You are a morning person through and through. We struggled for weeks just to get you to sleep past 5am, but you wake up so damn happy! And your dad says it's his favorite part of the day when we bring you into our bed in the mornings to snuggle.

I know I've said it before, but I find it necessary, as I think it is an integral part of your personality, to point out again how you go from 0 to 60. One morning I watched you on the video monitor as you were sleeping soundly on you belly, the next moment you were up pulling yourself to standing on the side of the crib. No stretching or eye rubbing, just straight from sleeping to raring to go.

I don't want to brag, but at your 9 month appointment your doctor went on and on about how advanced you are. She said it was weird because you SEEMED like a 1 year-old, but in the body of a 9 month old. I honestly don't know if she says this to every parent, but I sure do love someone other than myself going on and on about how smart you are!
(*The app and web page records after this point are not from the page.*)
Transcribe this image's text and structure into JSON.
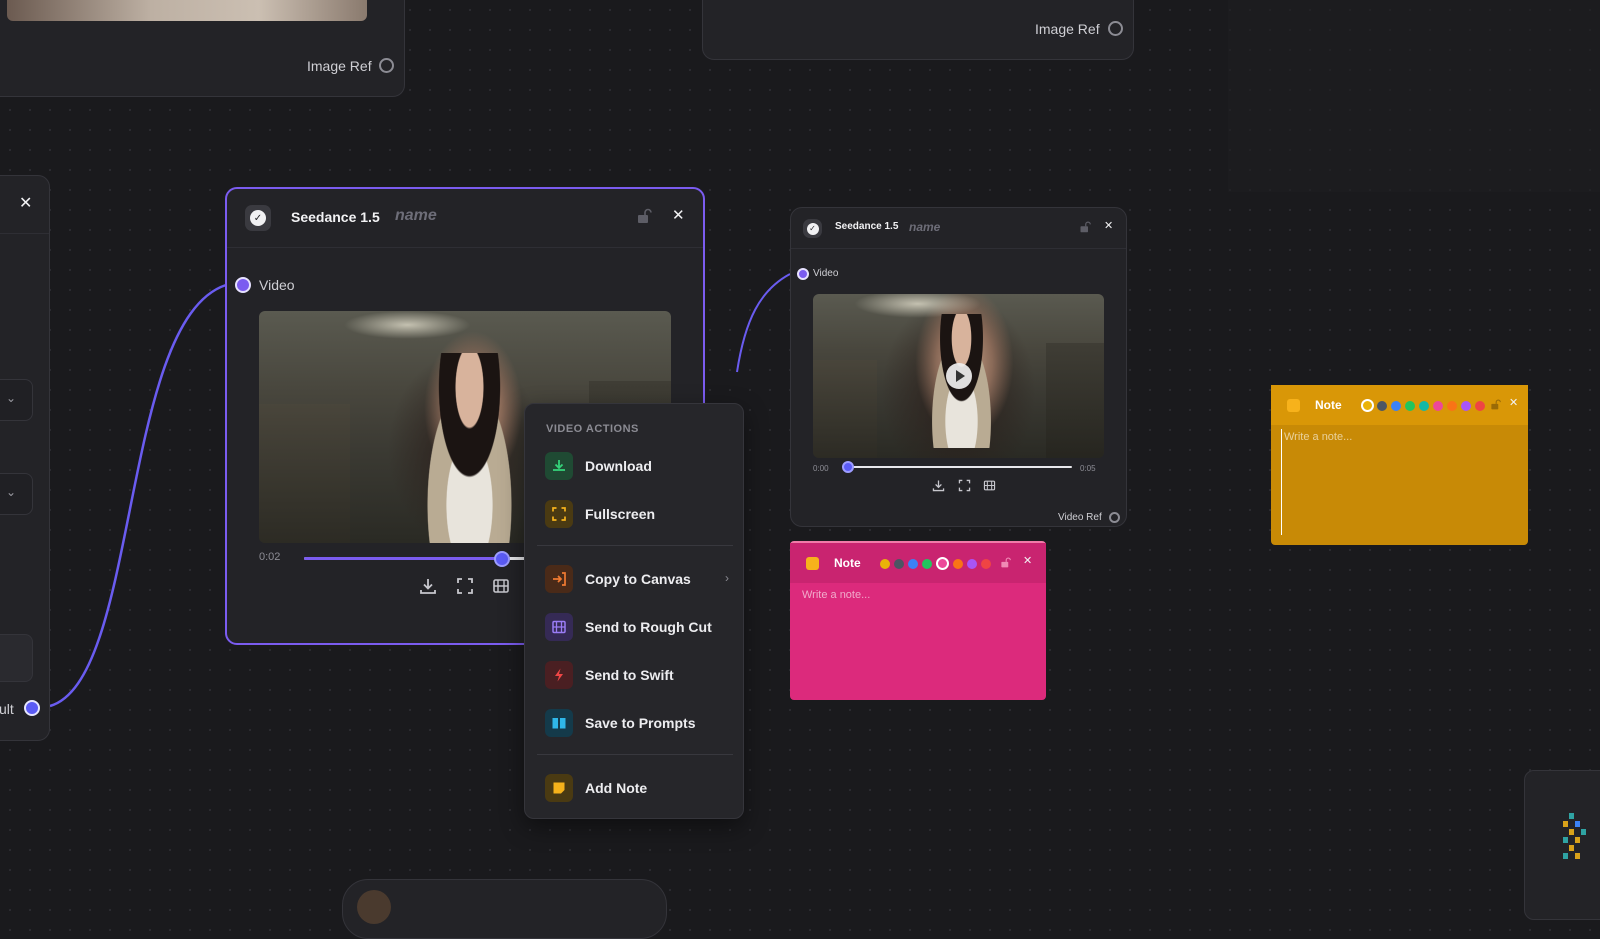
{
  "top_nodes": {
    "left_port_label": "Image Ref",
    "right_port_label": "Image Ref"
  },
  "left_partial": {
    "result_label": "ult"
  },
  "main_node": {
    "title": "Seedance 1.5",
    "name_placeholder": "name",
    "input_label": "Video",
    "time_current": "0:02",
    "progress": 0.55
  },
  "context_menu": {
    "heading": "VIDEO ACTIONS",
    "items": [
      {
        "label": "Download"
      },
      {
        "label": "Fullscreen"
      },
      {
        "label": "Copy to Canvas"
      },
      {
        "label": "Send to Rough Cut"
      },
      {
        "label": "Send to Swift"
      },
      {
        "label": "Save to Prompts"
      },
      {
        "label": "Add Note"
      }
    ]
  },
  "second_node": {
    "title": "Seedance 1.5",
    "name_placeholder": "name",
    "input_label": "Video",
    "time_start": "0:00",
    "time_end": "0:05",
    "progress": 0.0,
    "output_label": "Video Ref"
  },
  "note_pink": {
    "title": "Note",
    "placeholder": "Write a note...",
    "color": "#dc2a7c"
  },
  "note_yellow": {
    "title": "Note",
    "placeholder": "Write a note...",
    "color": "#c88a06"
  },
  "colors": {
    "accent": "#7b5cf0",
    "canvas": "#1a1a1d",
    "node": "#232327",
    "swatches": [
      "#eab308",
      "#4b5563",
      "#3b82f6",
      "#22c55e",
      "#14b8a6",
      "#ec4899",
      "#f97316",
      "#a855f7",
      "#ef4444"
    ]
  }
}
Speaking of bragging, I told your dad the other day that I need to find some balance between bragging about you and downplaying your achievements (for lack of a better word). Because I think it's something that will come up over and over throughout your life, and I'd never want you to think I'm not proud of you. And I NEVER want you to hide your light. I want you to shine as bright as you dare.

You finally starting crawling a few weeks ago. I thought you might go straight to walking. You cruise from couch to coffee table then crawl to a toy, pull yourself up, etc. you can get where ever you want to go now.
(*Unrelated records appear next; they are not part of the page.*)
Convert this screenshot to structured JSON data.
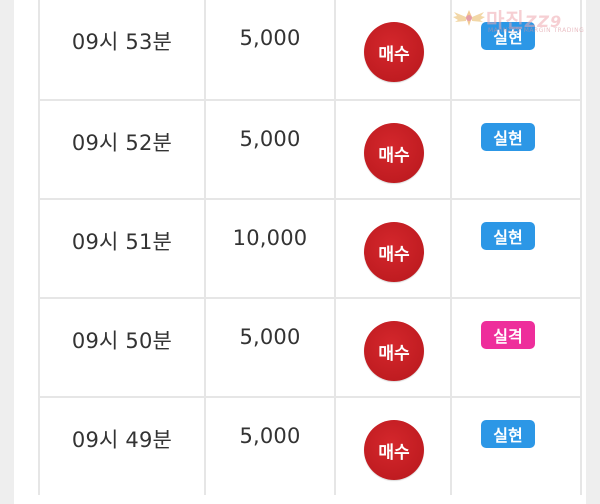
{
  "logo": {
    "text": "마진",
    "suffix": "ZZ9",
    "sub": "MAJINZZ9 MARGIN TRADING"
  },
  "rows": [
    {
      "time": "09시 53분",
      "amount": "5,000",
      "action": "매수",
      "result": "실현",
      "result_type": "win"
    },
    {
      "time": "09시 52분",
      "amount": "5,000",
      "action": "매수",
      "result": "실현",
      "result_type": "win"
    },
    {
      "time": "09시 51분",
      "amount": "10,000",
      "action": "매수",
      "result": "실현",
      "result_type": "win"
    },
    {
      "time": "09시 50분",
      "amount": "5,000",
      "action": "매수",
      "result": "실격",
      "result_type": "lose"
    },
    {
      "time": "09시 49분",
      "amount": "5,000",
      "action": "매수",
      "result": "실현",
      "result_type": "win"
    }
  ],
  "colors": {
    "buy": "#c81e23",
    "win": "#2c97e6",
    "lose": "#ee2e9b"
  }
}
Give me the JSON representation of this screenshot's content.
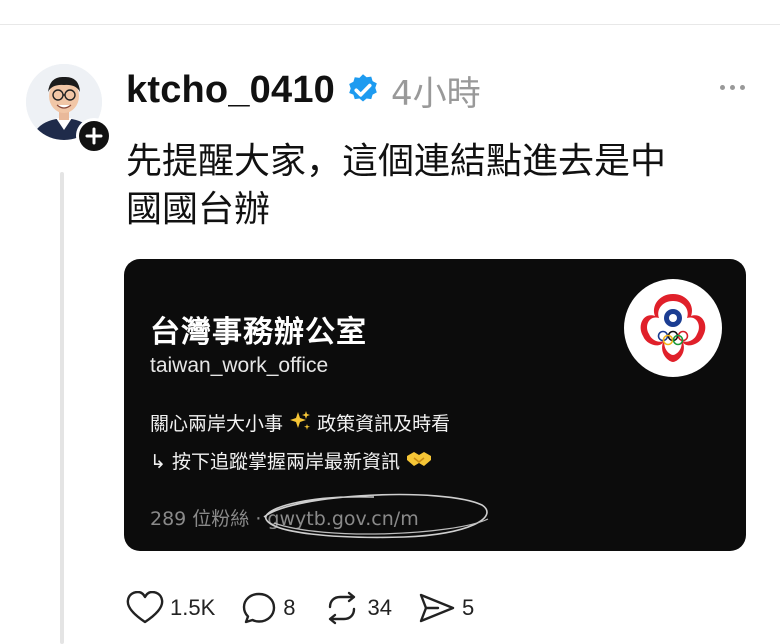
{
  "post": {
    "username": "ktcho_0410",
    "time": "4小時",
    "text_line1": "先提醒大家，這個連結點進去是中",
    "text_line2": "國國台辦"
  },
  "card": {
    "title": "台灣事務辦公室",
    "handle": "taiwan_work_office",
    "bio_line1_a": "關心兩岸大小事",
    "bio_line1_b": "政策資訊及時看",
    "bio_line2": "↳ 按下追蹤掌握兩岸最新資訊",
    "followers": "289 位粉絲 · gwytb.gov.cn/m"
  },
  "actions": {
    "likes": "1.5K",
    "comments": "8",
    "reposts": "34",
    "shares": "5"
  },
  "icons": {
    "verified": "verified-badge-icon",
    "more": "more-options-icon",
    "like": "heart-icon",
    "comment": "comment-icon",
    "repost": "repost-icon",
    "share": "share-icon"
  },
  "colors": {
    "verified_blue": "#1d9bf0",
    "card_bg": "#0c0c0c",
    "muted": "#999999"
  }
}
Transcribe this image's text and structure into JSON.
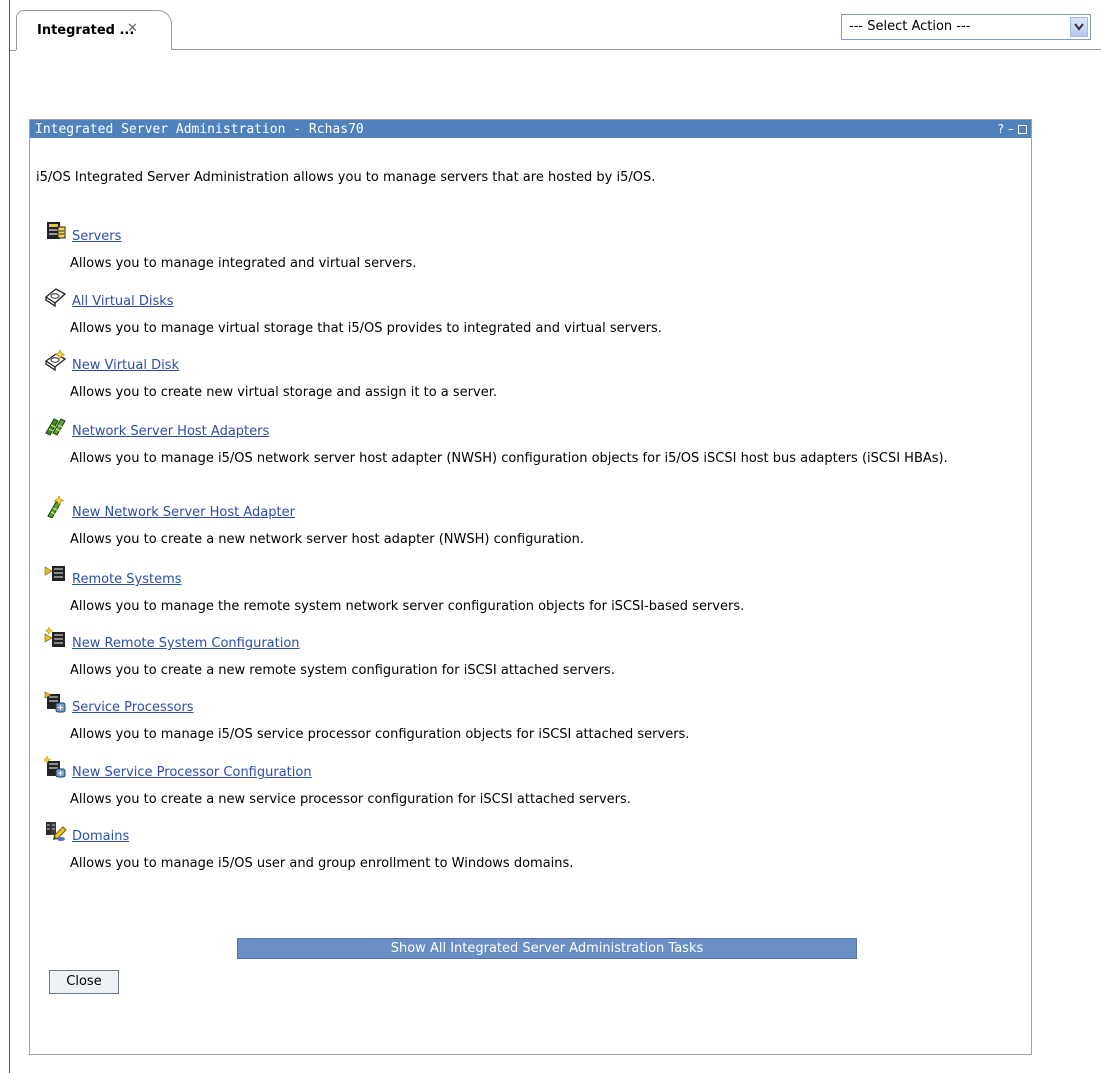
{
  "tab": {
    "label": "Integrated ...",
    "close_glyph": "✕"
  },
  "select_action": {
    "value": "--- Select Action ---"
  },
  "portlet": {
    "title": "Integrated Server Administration - Rchas70",
    "controls": {
      "help": "?",
      "minimize": "–"
    },
    "intro": "i5/OS Integrated Server Administration allows you to manage servers that are hosted by i5/OS.",
    "items": [
      {
        "icon": "servers-icon",
        "label": "Servers",
        "description": "Allows you to manage integrated and virtual servers."
      },
      {
        "icon": "virtual-disks-icon",
        "label": "All Virtual Disks",
        "description": "Allows you to manage virtual storage that i5/OS provides to integrated and virtual servers."
      },
      {
        "icon": "new-virtual-disk-icon",
        "label": "New Virtual Disk",
        "description": "Allows you to create new virtual storage and assign it to a server."
      },
      {
        "icon": "host-adapters-icon",
        "label": "Network Server Host Adapters",
        "description": "Allows you to manage i5/OS network server host adapter (NWSH) configuration objects for i5/OS iSCSI host bus adapters (iSCSI HBAs)."
      },
      {
        "icon": "new-host-adapter-icon",
        "label": "New Network Server Host Adapter",
        "description": "Allows you to create a new network server host adapter (NWSH) configuration."
      },
      {
        "icon": "remote-systems-icon",
        "label": "Remote Systems",
        "description": "Allows you to manage the remote system network server configuration objects for iSCSI-based servers."
      },
      {
        "icon": "new-remote-system-icon",
        "label": "New Remote System Configuration",
        "description": "Allows you to create a new remote system configuration for iSCSI attached servers."
      },
      {
        "icon": "service-processors-icon",
        "label": "Service Processors",
        "description": "Allows you to manage i5/OS service processor configuration objects for iSCSI attached servers."
      },
      {
        "icon": "new-service-processor-icon",
        "label": "New Service Processor Configuration",
        "description": "Allows you to create a new service processor configuration for iSCSI attached servers."
      },
      {
        "icon": "domains-icon",
        "label": "Domains",
        "description": "Allows you to manage i5/OS user and group enrollment to Windows domains."
      }
    ],
    "show_all_label": "Show All Integrated Server Administration Tasks",
    "close_label": "Close"
  },
  "colors": {
    "title_bar": "#4f81bd",
    "link": "#2b4fa8",
    "show_all_button": "#6a8fc4"
  }
}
Right after you started crawling you took your first steps, on New Years Day no less. And you have continued to stumble from me to daddy and back again. One day you will figure out what this ability means and you will be off and running.

Watching you stumble toward me with a huge smile on your face is one of the most exciting things I've ever experienced. THIS is why people have children. THIS is why we put up with the sleep deprivation and tantrums and wiping someone else's rear end. Before I had you I didn't know this emotion, this heart-bursting elation. There is not even a word for how much joy you bring to my life.